* GIVEN INFORMATION
________________
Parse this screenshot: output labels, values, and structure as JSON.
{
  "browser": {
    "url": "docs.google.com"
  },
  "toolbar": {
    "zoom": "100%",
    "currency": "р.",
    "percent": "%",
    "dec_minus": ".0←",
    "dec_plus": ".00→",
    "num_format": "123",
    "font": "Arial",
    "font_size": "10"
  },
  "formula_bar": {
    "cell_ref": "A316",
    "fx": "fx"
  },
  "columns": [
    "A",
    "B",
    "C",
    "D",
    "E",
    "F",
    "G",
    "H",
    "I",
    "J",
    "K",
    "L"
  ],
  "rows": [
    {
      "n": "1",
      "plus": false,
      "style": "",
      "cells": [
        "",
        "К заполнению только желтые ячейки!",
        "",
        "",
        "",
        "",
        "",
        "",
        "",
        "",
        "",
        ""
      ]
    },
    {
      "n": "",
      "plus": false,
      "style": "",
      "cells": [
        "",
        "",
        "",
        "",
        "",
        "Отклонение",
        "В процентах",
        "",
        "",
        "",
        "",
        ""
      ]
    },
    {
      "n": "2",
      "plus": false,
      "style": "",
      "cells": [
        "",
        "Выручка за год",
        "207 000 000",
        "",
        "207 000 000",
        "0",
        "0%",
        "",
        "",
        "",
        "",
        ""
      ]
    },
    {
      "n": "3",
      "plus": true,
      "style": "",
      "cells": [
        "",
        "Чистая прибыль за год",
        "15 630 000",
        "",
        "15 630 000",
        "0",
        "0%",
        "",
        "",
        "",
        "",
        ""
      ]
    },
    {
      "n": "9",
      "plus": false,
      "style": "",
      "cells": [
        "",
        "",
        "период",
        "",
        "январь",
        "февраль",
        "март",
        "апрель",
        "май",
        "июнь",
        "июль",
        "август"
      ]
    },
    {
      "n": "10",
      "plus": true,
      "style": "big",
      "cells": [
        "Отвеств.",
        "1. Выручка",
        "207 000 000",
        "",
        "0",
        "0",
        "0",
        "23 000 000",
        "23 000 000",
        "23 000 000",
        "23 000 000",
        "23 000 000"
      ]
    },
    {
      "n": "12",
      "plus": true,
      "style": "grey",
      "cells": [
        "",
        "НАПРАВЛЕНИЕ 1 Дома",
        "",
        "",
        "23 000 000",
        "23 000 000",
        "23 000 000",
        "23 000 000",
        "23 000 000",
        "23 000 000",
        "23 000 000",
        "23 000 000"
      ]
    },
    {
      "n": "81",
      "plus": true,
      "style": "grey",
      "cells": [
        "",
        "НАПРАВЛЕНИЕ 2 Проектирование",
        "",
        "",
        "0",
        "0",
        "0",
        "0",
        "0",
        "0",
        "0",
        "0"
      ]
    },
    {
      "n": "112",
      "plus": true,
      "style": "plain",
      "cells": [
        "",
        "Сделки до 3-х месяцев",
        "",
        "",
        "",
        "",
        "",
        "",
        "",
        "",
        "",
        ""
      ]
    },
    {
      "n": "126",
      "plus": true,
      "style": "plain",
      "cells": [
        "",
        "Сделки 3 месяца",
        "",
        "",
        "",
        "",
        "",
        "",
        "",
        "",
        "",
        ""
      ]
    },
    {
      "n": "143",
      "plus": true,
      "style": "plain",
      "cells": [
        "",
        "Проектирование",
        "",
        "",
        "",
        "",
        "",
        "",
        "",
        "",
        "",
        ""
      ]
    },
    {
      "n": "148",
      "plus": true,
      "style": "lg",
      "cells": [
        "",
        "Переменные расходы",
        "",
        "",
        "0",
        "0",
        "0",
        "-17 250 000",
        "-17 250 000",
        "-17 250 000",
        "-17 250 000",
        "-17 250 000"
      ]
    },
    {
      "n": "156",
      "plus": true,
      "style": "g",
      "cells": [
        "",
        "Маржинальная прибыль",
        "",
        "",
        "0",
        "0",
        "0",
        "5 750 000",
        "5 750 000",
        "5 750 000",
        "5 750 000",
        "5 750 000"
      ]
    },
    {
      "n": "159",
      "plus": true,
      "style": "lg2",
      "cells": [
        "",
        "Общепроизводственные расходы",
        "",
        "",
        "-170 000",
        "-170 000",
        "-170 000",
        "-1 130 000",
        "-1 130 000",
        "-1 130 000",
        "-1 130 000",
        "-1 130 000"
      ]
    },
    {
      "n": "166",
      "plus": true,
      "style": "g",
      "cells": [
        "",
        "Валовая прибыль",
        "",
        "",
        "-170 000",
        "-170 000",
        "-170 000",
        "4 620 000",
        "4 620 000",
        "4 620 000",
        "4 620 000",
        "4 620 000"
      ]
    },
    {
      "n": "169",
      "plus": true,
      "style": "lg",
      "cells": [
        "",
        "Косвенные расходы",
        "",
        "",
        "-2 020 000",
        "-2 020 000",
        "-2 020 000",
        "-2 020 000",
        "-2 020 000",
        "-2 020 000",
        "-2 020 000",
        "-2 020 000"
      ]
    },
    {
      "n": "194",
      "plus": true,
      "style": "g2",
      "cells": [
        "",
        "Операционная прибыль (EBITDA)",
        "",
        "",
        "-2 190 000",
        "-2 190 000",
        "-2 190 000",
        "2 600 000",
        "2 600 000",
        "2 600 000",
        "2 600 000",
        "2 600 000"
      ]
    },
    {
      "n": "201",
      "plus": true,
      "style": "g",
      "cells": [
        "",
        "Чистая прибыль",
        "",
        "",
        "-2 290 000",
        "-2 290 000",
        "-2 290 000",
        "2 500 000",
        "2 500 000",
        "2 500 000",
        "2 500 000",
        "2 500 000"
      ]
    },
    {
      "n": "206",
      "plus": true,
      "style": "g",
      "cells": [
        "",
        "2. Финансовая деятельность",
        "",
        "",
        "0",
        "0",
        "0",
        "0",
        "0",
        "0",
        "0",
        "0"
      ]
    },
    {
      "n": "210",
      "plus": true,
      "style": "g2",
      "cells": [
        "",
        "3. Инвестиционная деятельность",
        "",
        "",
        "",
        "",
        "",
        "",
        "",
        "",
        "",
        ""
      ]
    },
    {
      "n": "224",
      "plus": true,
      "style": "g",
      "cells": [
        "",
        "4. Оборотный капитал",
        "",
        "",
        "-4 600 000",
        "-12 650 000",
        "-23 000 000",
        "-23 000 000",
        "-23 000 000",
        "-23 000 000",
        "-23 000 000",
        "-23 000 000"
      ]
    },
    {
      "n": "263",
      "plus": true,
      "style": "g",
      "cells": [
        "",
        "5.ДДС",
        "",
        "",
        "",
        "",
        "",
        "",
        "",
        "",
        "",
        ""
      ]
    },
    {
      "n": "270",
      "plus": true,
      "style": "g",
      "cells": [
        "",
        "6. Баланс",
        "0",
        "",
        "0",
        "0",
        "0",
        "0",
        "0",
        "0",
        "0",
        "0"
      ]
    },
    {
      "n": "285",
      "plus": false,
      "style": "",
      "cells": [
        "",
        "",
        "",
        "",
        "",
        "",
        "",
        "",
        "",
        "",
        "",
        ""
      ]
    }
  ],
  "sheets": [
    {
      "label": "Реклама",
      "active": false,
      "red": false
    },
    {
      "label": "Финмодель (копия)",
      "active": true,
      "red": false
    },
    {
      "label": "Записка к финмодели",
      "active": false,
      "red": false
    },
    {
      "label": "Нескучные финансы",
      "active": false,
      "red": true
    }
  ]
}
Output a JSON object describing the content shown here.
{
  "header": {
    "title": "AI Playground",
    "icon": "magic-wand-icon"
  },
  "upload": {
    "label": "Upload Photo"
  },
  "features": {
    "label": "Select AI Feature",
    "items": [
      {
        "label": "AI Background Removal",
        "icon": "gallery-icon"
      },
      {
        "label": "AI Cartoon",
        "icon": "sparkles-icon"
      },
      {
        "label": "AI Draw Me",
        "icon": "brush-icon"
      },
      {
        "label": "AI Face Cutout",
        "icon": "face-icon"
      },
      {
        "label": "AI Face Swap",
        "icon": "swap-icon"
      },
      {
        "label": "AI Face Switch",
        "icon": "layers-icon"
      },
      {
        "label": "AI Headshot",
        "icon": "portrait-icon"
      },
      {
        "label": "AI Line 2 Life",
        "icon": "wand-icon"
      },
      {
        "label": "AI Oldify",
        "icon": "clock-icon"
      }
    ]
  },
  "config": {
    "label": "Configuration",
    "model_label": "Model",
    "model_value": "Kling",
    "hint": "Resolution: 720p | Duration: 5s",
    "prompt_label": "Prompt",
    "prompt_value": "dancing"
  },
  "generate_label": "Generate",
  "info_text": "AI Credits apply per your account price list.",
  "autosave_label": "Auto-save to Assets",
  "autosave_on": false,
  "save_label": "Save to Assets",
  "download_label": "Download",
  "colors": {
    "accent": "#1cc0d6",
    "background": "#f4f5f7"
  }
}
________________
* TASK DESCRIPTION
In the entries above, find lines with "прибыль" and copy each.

* ANSWER
        "Чистая прибыль за год",
        "Маржинальная прибыль",
        "Валовая прибыль",
        "Операционная прибыль (EBITDA)",
        "Чистая прибыль",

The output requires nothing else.